Justice not possible without amendment

Kathmandu, June 26

The Chairperson of the Truth and Reconciliation Commission Surya Kiran Gurung today said that the government must amend the TRC Act soon or else its work might be adversely affected.

The TRC has already started investigation from its provincial offices.

Gurung said the TRC Act needed to be amended to clearly state that there would be no amnesty for four offences — rape, murder, enforced disappearance and crime against humanity.

“If our TRC Act is not in conformity with the international law, the victims and international rights body might question our work,” he added.

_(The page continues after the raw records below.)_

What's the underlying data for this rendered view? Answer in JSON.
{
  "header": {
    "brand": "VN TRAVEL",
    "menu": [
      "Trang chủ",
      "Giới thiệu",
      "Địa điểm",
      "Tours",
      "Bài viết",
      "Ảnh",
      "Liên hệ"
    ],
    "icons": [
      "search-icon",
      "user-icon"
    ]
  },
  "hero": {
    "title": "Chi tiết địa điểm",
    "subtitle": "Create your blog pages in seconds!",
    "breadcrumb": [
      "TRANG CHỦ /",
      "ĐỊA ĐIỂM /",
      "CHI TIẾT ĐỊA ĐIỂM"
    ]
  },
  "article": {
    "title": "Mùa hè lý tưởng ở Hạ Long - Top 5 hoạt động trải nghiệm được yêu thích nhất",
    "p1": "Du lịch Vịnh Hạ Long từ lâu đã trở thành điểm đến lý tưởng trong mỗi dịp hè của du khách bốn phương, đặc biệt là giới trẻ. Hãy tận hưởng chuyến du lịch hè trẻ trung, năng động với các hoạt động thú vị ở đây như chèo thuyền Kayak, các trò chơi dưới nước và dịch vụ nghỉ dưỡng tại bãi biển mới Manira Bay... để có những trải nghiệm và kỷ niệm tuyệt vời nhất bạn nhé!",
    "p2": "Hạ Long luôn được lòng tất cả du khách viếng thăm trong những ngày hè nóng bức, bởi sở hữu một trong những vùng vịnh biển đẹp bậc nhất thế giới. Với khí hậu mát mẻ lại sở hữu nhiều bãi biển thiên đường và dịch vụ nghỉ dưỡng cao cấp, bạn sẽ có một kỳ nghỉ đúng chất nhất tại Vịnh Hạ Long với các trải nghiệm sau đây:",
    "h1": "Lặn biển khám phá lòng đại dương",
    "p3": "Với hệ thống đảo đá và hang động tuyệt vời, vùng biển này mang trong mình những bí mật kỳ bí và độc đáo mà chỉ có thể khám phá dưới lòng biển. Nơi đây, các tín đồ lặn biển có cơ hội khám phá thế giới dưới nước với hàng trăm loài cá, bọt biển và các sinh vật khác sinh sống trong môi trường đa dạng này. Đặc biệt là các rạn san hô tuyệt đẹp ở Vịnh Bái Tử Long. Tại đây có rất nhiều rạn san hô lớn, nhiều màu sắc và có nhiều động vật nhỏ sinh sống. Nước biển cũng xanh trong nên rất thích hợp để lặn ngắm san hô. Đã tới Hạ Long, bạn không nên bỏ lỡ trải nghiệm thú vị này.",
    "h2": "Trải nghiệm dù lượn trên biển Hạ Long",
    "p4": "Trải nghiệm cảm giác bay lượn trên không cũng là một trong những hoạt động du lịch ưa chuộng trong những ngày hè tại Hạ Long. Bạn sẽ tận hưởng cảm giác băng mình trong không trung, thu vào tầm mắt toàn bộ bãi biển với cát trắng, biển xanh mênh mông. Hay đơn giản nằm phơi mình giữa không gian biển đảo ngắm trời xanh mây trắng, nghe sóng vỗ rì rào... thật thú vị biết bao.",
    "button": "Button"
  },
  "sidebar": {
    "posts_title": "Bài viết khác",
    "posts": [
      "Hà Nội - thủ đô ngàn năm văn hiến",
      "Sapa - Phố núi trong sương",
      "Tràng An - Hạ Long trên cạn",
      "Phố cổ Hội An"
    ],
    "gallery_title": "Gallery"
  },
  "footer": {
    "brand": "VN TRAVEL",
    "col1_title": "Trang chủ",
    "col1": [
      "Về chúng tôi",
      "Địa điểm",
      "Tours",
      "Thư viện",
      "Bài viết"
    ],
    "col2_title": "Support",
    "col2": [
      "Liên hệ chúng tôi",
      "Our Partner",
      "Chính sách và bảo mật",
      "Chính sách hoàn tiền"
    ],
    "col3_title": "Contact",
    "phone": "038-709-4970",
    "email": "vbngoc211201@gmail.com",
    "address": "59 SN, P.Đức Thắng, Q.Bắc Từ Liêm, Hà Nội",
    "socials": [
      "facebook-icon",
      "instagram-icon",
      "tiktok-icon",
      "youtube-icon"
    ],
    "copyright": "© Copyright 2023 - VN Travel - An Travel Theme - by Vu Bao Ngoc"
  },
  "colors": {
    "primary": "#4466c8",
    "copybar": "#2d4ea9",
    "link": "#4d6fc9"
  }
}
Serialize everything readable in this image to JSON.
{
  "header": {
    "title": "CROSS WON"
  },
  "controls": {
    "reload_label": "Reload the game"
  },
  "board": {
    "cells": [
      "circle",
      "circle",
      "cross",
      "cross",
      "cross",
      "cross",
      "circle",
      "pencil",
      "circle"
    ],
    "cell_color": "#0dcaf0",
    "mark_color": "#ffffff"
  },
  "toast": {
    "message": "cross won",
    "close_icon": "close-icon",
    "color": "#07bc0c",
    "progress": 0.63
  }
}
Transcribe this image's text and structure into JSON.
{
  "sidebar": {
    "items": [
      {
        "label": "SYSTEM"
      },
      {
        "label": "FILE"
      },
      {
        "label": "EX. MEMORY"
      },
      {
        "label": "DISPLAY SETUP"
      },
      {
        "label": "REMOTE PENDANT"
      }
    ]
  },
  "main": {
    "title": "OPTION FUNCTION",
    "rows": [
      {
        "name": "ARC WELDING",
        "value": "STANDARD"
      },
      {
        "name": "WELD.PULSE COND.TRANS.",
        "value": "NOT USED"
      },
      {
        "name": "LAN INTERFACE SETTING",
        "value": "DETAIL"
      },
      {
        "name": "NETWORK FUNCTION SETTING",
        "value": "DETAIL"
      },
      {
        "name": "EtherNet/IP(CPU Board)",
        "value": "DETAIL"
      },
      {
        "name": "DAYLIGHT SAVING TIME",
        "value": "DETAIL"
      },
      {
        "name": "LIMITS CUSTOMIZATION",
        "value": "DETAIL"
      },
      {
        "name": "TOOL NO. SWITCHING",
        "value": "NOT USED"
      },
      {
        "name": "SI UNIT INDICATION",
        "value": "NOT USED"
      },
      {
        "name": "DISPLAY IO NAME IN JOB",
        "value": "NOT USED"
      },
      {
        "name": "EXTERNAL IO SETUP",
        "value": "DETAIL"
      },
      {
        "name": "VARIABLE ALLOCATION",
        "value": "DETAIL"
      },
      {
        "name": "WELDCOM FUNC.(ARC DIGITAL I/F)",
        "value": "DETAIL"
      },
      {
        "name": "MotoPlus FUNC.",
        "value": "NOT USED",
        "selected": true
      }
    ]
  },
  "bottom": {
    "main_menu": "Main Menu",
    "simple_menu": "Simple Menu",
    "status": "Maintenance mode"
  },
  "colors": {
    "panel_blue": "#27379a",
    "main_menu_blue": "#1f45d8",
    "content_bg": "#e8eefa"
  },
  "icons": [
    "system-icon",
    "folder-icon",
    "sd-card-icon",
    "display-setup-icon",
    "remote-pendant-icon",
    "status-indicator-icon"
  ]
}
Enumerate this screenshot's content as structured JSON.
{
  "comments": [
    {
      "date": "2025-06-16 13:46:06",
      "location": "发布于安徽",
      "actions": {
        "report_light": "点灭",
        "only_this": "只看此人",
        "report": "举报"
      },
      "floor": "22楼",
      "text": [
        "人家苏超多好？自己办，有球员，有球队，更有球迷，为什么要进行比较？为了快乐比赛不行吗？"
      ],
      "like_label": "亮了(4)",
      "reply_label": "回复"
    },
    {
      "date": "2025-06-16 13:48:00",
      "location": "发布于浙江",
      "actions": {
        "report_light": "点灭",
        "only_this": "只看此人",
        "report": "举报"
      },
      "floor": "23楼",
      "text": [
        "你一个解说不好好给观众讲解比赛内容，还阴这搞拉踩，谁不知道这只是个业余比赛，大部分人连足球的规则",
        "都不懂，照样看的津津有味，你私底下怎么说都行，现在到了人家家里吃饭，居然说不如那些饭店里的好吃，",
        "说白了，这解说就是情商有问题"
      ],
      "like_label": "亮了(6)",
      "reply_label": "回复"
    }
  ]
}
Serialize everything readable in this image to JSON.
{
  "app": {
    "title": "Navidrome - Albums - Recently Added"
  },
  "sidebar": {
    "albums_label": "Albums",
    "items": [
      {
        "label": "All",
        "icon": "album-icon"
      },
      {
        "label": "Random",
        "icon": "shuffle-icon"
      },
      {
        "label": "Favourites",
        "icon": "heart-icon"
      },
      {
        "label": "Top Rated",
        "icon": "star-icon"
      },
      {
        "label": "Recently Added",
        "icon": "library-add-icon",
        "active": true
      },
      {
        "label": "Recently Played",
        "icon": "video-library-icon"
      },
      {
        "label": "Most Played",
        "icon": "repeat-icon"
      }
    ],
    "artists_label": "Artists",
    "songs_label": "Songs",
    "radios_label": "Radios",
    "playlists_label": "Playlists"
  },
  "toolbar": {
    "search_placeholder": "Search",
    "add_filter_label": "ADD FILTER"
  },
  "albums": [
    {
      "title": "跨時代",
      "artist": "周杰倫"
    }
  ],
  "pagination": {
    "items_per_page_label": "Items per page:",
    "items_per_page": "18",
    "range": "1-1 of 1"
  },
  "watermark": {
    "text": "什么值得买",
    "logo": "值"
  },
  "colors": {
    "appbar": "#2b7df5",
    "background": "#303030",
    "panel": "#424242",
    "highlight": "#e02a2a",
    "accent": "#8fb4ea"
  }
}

Gurung said the government needed to clearly define, serious offence, offence of serious nature and serious violation of human rights as there was no clear definition of these terms under the existing TRC Act.

Gurung said the TRC Act categorised nine crimes — murder, abduction and taking of hostage, enforced disappearance, causing mutilation or disability, physical or mental torture, rape and sexual violence, looting, possession, damage or arson of private or public property, forceful eviction from house and land or any other kind of displacement.

Gurung said the current act did not give the commission the power to recommend reconciliation even in cases of forceful eviction, threat and possession.

Gurung said the OHCHR had already said in 2012 that it had taken notice of some of the serious human rights

violations and if the TRC did not address them and other cases of serious human rights violations, then the UN body could raise question over the TRC’s work.

He further said the torture bill registered by the government in the Parliament only proposed to criminalise torture committed by the state but not by individuals. “During conflict, torture was inflicted by both the state and the

rebels. If this bill is passed without criminalising torture committed by individuals, then the bill cannot address conflict era rights violation cases,” he added.

Gurung said amendments to homicide and rape law were necessary. Under the existing laws, a rape victim must file an FIR within six months, and therefore, rape victims cannot get justice under the existing laws, he argued.

Gurung also said that under the existing laws, in the case of murder, FIR must be filed within 20 years. “But we are investigating cases of   murder that were committed more than 20 years ago,” he added.

Attorney General Raman Kumar Shrestha said he had prepared a draft bill to amend the TRC Act after consulting all the stakeholders and the government would soon register it in the Parliament. Shrestha said the draft bill proposed to remove the statute of limitation for serious crimes and there would be no amnesty for serious offences. He also said that the draft bill provisioned to criminalise torture and enforced disappearance.

Shrestha also said that the draft bill also stated that if a person was made to disappear for a short time — for a few hours or for a day or two, then that would fall under the TRC’s jurisdiction and not that of the Commission of Investigation on the Enforced Disappeared Persons. “The Pushpa Kamal Dahal-led government could not register the bill in the Parliament but the new government will do it soon,” he said.